This section is from the "Henley's Twentieth Century Formulas Recipes Processes" encyclopedia, by Norman W. Henley and others.
Wooden objects remaining in the open air may be effectually protected against the inclemency of the weather by means of the following coating: Finely powdered zinc oxide is worked into a paste with water and serves for whitewashing walls, garden fences, benches, and other wooden objects. After drying, probably at the end of 2 or 3 hours, the objects must be whitewashed again with a very dilute solution of zinc chloride in glue or water. Zinc oxide and zinc chloride form a brilliant, solid compound, which resists the inclemency of the weather.

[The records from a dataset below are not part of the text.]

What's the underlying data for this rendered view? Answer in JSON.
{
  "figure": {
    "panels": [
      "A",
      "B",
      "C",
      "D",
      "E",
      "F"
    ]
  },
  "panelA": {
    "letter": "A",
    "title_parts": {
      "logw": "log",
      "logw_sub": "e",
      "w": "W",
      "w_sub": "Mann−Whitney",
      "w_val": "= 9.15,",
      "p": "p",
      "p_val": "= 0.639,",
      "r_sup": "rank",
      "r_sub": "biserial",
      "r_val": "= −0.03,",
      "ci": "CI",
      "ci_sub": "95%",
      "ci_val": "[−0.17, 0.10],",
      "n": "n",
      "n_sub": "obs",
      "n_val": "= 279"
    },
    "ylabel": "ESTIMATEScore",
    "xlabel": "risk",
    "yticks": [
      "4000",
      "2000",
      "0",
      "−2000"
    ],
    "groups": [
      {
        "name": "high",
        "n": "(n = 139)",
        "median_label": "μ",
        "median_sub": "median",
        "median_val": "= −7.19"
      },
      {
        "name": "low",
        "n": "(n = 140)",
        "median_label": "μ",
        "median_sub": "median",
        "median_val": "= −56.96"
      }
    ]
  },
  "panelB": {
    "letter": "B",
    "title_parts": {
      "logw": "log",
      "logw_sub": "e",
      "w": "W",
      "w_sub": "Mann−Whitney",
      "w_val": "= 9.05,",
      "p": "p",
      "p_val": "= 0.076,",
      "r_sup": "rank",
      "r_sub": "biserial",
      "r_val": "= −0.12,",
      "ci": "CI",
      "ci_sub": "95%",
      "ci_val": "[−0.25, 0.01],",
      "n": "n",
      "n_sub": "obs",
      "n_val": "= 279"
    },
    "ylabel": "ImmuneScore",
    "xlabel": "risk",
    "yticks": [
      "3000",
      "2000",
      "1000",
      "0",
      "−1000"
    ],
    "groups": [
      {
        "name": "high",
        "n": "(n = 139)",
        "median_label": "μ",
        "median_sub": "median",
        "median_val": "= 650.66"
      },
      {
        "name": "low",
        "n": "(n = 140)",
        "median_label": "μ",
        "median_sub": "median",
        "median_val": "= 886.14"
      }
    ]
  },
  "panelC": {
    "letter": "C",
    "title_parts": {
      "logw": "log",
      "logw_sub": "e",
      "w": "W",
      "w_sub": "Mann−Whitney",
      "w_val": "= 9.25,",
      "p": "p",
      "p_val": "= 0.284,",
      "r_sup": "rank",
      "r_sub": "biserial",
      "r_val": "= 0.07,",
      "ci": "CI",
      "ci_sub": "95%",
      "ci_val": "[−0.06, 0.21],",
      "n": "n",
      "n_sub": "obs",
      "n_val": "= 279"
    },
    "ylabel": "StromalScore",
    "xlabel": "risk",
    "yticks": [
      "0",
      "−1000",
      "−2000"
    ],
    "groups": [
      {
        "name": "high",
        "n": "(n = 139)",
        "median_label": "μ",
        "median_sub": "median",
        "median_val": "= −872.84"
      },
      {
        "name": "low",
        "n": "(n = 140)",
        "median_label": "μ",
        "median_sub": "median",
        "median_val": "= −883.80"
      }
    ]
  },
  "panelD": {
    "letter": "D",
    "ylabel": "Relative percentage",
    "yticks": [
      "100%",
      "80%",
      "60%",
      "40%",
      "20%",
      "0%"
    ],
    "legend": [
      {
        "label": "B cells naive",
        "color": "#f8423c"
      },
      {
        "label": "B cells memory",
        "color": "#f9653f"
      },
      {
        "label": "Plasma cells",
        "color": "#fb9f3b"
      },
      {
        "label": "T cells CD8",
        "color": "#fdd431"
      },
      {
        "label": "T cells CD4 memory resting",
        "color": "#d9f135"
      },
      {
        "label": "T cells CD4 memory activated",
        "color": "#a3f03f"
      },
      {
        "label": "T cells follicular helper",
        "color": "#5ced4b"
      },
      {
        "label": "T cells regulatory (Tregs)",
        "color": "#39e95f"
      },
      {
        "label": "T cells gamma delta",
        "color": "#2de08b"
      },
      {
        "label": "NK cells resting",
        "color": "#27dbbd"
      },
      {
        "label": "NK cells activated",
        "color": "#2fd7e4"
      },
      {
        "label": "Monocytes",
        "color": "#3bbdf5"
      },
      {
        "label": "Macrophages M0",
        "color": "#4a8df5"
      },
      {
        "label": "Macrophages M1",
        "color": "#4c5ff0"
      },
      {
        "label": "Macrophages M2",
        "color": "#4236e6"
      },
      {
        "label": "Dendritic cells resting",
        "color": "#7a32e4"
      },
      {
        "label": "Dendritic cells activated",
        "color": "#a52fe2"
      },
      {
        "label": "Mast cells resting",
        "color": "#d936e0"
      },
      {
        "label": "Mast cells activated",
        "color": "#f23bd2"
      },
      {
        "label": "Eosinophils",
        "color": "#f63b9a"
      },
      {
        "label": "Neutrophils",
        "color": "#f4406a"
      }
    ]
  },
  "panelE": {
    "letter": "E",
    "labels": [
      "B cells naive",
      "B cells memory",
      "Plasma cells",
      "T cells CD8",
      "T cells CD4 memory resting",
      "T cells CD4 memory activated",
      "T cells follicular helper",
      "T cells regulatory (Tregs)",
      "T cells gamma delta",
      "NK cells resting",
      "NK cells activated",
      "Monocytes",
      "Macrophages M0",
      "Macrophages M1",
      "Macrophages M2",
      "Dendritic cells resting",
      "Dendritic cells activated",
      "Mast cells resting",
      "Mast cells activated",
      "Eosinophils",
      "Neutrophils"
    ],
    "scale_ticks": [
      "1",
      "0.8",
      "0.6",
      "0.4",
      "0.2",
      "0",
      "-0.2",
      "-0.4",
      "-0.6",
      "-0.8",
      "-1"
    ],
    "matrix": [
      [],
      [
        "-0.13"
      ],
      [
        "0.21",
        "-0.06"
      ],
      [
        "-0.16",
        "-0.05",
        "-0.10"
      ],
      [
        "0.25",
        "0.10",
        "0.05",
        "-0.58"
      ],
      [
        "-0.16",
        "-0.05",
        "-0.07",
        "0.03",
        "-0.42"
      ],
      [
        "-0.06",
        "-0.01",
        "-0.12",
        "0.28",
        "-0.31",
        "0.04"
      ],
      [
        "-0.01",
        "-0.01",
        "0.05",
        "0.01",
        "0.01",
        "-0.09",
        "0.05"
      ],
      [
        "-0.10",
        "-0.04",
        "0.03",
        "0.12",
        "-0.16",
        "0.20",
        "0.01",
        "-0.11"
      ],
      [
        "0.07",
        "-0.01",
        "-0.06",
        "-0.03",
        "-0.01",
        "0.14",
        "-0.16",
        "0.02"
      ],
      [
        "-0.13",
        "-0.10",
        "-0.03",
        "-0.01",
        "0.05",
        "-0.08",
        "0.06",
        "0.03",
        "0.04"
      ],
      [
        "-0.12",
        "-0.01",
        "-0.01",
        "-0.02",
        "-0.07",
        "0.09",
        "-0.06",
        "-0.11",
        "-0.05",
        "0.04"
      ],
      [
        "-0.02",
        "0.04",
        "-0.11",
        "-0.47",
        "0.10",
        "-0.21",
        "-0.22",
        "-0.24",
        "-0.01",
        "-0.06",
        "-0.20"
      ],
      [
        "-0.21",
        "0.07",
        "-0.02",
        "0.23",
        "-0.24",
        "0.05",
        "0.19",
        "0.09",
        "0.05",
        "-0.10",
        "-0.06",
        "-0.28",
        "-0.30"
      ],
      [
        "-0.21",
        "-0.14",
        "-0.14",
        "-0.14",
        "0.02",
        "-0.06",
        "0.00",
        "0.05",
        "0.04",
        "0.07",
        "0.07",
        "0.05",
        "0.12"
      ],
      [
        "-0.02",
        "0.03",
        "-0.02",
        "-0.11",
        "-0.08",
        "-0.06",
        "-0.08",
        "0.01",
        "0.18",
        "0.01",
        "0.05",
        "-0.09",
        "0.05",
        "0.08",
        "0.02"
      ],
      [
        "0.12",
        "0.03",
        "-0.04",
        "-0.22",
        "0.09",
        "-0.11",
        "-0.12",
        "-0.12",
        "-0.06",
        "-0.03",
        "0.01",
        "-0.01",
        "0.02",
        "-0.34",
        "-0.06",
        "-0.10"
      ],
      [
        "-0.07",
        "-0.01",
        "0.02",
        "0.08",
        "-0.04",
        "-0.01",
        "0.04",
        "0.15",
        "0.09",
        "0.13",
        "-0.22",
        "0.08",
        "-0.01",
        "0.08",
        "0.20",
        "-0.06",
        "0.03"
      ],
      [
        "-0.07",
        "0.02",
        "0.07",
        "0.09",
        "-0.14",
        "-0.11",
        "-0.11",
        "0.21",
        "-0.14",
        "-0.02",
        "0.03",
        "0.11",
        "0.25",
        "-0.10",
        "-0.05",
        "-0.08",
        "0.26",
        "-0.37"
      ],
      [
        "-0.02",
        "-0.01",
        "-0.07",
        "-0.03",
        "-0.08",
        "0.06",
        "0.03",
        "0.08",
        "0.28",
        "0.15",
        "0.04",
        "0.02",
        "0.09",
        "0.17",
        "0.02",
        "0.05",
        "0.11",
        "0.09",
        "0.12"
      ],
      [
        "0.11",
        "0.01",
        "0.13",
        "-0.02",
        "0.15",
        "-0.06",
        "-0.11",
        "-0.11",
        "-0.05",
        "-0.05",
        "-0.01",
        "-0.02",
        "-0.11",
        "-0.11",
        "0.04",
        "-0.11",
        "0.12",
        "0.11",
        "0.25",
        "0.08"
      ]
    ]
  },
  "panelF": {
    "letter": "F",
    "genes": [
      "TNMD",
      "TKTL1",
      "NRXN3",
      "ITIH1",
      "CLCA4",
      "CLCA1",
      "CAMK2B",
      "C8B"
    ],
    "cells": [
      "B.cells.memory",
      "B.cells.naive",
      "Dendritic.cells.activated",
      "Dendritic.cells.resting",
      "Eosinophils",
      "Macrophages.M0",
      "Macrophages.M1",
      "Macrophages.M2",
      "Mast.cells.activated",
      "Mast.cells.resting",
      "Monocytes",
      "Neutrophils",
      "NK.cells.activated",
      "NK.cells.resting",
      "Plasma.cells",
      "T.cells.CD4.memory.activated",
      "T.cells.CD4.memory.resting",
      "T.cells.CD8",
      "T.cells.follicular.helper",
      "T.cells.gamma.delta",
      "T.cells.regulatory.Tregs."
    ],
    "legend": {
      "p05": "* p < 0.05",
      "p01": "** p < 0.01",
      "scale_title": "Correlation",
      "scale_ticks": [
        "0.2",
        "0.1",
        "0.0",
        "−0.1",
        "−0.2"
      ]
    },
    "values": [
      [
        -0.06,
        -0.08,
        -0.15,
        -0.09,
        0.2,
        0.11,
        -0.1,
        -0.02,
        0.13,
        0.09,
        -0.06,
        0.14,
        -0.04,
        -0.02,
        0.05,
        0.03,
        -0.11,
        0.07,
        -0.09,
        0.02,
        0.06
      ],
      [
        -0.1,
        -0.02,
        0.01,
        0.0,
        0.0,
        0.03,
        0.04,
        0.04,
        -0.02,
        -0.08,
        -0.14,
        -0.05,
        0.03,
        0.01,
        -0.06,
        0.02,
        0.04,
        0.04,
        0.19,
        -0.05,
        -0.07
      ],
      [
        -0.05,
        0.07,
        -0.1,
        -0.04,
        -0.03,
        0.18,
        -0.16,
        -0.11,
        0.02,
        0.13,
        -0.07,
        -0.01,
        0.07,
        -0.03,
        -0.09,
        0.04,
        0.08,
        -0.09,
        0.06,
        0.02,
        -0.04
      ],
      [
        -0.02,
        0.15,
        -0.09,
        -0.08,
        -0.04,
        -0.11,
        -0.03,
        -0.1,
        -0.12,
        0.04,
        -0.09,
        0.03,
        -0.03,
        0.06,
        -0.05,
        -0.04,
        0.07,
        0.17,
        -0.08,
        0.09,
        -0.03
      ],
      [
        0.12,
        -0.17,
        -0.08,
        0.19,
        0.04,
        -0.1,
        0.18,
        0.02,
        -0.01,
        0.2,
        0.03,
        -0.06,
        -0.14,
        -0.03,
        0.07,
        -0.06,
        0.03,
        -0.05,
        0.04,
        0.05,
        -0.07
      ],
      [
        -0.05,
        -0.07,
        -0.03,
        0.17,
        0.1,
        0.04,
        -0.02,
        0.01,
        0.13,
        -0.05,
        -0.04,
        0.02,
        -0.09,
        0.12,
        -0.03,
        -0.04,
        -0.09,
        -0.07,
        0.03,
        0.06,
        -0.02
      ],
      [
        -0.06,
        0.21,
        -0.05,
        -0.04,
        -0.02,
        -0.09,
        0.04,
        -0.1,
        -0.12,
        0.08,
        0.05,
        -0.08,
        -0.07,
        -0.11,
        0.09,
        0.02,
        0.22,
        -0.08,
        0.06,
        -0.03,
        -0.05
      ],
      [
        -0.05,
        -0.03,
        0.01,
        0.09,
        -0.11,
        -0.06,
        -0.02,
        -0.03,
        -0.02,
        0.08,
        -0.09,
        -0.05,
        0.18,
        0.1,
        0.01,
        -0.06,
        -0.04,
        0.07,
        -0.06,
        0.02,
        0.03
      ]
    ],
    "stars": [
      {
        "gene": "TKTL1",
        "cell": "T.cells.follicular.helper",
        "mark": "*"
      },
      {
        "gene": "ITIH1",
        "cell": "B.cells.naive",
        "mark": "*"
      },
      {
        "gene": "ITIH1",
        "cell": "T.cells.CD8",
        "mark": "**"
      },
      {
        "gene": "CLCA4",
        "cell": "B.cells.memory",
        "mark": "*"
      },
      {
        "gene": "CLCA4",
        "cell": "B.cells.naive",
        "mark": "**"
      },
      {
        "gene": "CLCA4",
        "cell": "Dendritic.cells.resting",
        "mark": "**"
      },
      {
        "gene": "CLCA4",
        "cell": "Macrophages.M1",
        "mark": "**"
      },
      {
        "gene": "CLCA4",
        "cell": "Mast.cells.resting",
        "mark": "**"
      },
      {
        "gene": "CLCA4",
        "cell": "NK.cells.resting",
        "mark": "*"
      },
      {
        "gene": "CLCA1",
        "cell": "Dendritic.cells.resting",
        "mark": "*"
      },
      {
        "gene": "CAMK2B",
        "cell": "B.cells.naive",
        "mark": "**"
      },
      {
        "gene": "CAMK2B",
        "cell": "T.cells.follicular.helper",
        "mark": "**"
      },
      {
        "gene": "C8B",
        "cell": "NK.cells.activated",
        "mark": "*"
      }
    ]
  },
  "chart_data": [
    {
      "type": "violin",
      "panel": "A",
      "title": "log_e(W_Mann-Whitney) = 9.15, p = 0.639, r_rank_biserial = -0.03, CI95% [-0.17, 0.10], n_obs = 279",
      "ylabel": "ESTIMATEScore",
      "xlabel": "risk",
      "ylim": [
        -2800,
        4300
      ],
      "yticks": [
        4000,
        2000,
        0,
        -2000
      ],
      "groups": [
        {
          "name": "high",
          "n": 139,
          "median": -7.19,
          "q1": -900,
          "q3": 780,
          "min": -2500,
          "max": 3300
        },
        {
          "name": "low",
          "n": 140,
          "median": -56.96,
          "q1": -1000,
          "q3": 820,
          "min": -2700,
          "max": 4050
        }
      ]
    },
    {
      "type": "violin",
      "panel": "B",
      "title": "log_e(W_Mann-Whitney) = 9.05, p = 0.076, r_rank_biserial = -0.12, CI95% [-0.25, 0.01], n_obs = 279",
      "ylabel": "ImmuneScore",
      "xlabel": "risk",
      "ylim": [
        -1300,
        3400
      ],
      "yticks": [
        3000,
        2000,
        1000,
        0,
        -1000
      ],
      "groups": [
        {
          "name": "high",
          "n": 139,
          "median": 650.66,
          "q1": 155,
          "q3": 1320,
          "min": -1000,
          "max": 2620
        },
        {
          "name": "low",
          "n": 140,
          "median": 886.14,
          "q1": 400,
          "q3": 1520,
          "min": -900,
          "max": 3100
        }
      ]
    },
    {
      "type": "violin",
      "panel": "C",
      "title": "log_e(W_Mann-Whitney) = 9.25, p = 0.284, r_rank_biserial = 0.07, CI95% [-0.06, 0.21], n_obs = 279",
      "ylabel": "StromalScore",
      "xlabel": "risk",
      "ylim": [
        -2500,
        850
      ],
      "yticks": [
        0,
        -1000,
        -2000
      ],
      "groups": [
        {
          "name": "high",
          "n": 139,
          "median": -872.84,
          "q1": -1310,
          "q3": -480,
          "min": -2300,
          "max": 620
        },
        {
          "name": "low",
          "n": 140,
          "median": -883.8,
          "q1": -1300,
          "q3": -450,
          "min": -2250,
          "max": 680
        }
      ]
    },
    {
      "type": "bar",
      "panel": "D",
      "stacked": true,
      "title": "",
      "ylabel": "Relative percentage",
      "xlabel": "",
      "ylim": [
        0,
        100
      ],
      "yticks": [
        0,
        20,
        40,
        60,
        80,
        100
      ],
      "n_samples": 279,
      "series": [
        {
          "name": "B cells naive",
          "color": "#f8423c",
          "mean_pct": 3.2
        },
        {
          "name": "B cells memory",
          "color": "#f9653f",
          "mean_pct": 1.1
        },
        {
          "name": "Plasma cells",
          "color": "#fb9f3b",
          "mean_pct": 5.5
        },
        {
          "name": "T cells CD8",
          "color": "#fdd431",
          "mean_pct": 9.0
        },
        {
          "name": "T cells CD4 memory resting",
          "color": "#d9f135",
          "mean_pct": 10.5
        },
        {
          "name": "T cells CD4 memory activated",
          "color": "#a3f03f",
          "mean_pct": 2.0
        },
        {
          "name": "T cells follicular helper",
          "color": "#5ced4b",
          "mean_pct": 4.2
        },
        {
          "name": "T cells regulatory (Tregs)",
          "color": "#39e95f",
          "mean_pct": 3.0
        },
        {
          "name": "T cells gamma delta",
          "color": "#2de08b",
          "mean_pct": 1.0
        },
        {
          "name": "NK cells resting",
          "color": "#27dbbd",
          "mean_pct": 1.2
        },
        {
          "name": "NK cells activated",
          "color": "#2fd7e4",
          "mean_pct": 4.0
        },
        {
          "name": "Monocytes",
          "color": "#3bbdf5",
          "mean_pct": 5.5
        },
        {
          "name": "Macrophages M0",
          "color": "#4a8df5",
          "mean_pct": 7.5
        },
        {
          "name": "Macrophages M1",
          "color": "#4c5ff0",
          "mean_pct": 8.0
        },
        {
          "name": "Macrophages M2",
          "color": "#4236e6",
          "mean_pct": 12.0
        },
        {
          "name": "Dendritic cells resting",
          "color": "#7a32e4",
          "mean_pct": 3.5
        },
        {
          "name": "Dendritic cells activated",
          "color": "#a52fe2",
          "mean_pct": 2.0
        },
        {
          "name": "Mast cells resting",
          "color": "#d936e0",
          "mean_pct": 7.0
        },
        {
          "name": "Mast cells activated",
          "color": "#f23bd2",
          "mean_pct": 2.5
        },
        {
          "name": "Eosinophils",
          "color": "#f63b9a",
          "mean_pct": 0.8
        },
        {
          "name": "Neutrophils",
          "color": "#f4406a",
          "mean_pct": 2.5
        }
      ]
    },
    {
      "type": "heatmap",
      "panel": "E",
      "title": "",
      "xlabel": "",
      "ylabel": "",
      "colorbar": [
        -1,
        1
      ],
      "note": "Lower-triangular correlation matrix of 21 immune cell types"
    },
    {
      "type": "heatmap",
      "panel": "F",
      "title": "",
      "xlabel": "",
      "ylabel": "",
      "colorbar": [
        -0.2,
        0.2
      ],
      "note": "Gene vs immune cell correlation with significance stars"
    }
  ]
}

As a paint for boards, planks for covering greenhouses, garden-frames, etc., Inspector Lucas, of Reutlingen (Würtemberg), has recommended the following coating: Take fresh cement of the best quality, which has been kept in a cool place, work it up with milk on a stone until it is of the consistency of oil paint. The wood designed to receive it must not be smooth, but left rough after sawing. Two or 3 coats are also a protection from fire. Wood to be thus treated must be very dry.
Wood treated with creosote resists the attacks of marine animals, such as the teredo. Elm, beech, and fir absorb creosote very readily, provided the wood is sound and dry. Beechwood absorbs it the best. In fir the penetration is complete, when the wood is of a species of rapid growth, and of rather compact grain. Besides, with the aid of pressure it is always possible to force the creosote into the wood. Pieces of wood treated with creosote have resisted for 10 or 11 years under conditions in which oak wood not treated in this way would have been completely destroyed.
The prepared wood must remain in store at least 6 months before use. The creosote becomes denser during this time and causes a greater cohesion in the fibers. In certain woods, as pitch pine, the injection is impossible, even under pressure, on account of the presence of rosin in the capillary vessels.
M. Zironi advises heating the wood in vacuo. The sap is eliminated in this way. Then the receiver is filled with rosin in solution with a hydrocarbide. The saturation takes place in two hours, when the liquid is allowed to run off, and a jet of vapor is introduced, which carries off the solvent, whole the rosin remains in the pores of the wood, increasing its weight considerably.
Wood can be well preserved by impregnating it with a solution of tannate of ferric protoxide. This method is due to Hazfeld.
The Hasselmann process (xylolized wood), which consists in immersing the wood in a saline solution kept boiling under moderate pressure, the liquid containing copper and iron sulphates (20 per cent of the first and 80 per cent of the second), as well as aluminum and kainit, a substance until recently used only as a fertilizer, is now much employed on the railways in Germany.